YOUR TASK —
Identify each line in the records below that contains the word "Bounding", and copy it.

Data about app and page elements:
===============
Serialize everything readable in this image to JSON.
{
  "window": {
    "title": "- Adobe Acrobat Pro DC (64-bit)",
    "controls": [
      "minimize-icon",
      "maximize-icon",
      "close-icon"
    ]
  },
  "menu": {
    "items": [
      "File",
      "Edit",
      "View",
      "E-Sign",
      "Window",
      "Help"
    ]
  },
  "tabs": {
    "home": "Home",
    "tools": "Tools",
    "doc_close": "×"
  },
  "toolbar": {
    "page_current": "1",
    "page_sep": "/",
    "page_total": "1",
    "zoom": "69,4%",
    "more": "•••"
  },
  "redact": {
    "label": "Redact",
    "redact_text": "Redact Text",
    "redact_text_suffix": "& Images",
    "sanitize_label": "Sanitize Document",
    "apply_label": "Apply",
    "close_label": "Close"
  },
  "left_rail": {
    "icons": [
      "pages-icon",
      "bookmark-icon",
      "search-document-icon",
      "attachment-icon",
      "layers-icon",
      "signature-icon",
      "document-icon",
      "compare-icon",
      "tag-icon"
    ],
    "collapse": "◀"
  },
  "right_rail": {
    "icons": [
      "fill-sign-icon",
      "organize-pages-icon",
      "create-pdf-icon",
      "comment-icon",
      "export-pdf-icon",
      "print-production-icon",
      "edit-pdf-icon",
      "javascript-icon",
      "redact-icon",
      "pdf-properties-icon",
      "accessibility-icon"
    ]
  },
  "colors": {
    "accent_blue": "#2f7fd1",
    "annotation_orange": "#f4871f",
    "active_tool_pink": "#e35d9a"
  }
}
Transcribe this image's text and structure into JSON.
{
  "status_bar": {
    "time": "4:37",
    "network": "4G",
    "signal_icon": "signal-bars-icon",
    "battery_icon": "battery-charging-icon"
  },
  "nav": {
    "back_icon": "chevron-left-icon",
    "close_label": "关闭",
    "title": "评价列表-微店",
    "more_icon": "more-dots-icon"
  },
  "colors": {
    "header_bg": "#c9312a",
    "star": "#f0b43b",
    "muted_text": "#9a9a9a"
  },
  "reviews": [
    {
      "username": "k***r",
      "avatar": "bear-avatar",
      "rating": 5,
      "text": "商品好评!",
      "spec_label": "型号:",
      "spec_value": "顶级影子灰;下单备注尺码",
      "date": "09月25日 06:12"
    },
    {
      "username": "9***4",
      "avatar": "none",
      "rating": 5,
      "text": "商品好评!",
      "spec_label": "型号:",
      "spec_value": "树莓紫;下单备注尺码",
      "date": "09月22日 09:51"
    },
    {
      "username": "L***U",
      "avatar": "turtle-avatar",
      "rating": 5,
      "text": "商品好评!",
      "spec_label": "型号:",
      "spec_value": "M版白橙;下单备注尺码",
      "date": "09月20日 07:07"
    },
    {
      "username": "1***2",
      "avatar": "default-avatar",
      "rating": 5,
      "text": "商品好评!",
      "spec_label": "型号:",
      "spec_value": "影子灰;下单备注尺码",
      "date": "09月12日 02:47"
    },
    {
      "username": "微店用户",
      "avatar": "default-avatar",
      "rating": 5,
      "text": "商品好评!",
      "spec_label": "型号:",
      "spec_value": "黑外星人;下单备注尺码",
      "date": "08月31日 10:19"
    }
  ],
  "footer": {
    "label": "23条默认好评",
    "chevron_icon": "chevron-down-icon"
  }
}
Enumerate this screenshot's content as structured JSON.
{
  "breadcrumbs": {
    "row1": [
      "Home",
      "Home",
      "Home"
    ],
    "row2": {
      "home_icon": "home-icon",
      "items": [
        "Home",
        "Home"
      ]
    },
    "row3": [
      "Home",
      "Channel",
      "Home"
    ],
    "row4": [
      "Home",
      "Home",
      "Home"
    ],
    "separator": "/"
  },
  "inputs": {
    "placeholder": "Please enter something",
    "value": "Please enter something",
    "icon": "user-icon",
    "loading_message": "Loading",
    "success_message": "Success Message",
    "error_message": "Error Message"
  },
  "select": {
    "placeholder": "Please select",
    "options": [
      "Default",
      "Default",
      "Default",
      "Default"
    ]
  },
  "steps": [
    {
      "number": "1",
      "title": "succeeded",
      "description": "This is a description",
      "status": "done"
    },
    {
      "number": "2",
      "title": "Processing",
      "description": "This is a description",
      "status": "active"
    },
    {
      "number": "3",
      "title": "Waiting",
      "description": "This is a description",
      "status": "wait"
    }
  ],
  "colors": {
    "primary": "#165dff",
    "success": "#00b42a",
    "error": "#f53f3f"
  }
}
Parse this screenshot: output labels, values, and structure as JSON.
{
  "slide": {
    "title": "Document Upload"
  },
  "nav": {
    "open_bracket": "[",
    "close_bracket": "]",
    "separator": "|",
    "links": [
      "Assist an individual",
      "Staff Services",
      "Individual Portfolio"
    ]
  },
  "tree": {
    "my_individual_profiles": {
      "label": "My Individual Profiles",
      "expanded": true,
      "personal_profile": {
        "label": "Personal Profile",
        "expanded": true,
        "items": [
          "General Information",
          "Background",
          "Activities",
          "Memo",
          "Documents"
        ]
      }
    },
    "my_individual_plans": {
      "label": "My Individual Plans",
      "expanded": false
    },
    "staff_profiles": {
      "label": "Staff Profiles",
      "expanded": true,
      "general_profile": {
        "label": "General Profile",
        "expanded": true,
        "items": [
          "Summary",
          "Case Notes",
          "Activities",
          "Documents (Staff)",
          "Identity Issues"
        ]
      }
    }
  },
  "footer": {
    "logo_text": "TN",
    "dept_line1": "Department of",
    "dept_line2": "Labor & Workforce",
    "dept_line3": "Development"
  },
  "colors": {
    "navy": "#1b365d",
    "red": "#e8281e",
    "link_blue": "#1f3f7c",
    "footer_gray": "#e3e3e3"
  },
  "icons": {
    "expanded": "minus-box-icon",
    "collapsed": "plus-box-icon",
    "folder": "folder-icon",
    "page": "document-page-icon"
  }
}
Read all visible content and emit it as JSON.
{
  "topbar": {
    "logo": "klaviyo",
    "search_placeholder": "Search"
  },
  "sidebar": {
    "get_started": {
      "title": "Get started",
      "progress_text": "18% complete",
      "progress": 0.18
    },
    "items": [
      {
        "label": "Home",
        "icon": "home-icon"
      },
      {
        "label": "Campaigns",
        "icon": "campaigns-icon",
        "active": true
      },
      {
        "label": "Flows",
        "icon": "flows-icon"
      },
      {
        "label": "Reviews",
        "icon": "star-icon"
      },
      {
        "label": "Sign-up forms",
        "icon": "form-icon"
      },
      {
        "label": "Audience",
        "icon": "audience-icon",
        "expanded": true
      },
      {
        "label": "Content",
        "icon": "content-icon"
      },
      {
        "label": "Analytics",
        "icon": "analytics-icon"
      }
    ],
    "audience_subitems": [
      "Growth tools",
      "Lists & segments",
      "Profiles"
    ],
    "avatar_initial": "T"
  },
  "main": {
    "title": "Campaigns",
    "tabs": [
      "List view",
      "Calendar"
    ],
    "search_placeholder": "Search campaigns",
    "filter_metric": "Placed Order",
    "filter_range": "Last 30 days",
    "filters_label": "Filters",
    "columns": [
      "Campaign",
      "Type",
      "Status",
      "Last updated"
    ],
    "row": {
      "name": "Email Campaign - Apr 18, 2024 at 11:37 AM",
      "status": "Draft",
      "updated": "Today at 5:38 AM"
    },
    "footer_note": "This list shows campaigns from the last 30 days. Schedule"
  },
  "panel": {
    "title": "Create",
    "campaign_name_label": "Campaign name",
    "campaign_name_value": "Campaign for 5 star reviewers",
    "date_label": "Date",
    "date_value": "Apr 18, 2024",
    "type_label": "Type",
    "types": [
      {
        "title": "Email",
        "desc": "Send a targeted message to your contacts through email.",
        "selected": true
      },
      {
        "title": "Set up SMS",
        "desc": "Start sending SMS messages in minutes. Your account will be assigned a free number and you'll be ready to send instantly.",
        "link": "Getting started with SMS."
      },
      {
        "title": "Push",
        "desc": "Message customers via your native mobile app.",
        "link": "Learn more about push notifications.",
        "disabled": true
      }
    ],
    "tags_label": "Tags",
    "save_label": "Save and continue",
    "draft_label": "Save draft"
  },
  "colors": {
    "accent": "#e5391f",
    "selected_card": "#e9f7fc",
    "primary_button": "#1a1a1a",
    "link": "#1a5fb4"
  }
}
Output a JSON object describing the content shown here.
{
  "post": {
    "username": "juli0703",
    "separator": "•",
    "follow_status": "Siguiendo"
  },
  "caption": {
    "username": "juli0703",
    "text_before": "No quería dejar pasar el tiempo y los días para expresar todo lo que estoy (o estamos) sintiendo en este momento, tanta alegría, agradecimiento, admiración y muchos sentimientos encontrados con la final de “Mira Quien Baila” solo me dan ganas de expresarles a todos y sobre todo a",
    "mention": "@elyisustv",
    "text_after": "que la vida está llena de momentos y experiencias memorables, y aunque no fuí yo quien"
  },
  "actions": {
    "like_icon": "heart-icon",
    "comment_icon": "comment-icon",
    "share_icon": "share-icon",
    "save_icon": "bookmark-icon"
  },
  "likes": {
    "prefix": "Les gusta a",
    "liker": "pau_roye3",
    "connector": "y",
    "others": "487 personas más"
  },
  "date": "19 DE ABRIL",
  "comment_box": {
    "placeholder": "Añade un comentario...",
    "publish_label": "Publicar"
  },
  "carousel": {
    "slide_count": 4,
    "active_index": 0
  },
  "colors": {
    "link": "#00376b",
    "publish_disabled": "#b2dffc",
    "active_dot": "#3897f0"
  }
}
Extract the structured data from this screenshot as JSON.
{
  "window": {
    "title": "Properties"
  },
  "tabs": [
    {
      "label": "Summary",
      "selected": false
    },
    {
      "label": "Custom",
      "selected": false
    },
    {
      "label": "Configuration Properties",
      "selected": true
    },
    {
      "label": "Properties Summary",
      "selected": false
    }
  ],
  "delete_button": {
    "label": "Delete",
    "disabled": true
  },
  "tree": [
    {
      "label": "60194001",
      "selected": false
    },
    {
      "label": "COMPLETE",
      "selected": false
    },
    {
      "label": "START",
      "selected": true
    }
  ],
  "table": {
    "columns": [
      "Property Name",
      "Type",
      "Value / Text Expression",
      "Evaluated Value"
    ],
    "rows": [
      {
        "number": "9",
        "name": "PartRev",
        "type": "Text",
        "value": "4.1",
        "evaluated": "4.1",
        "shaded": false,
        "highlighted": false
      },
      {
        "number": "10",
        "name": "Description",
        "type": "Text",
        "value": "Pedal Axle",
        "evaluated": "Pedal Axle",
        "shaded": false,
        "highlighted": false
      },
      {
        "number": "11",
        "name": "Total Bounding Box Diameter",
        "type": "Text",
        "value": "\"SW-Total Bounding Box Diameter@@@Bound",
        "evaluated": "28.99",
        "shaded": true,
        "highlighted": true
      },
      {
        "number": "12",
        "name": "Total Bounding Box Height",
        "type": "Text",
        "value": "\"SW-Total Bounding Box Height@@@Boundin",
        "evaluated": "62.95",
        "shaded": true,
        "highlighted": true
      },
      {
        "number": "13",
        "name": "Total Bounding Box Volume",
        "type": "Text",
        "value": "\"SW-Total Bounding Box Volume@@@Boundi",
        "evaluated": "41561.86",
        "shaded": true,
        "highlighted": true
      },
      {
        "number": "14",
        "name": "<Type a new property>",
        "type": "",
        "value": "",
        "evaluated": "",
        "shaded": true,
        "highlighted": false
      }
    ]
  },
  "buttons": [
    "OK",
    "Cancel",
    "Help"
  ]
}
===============
YOUR SOLUTION —
        "name": "Total Bounding Box Diameter",
        "value": "\"SW-Total Bounding Box Diameter@@@Bound",
        "name": "Total Bounding Box Height",
        "value": "\"SW-Total Bounding Box Height@@@Boundin",
        "name": "Total Bounding Box Volume",
        "value": "\"SW-Total Bounding Box Volume@@@Boundi",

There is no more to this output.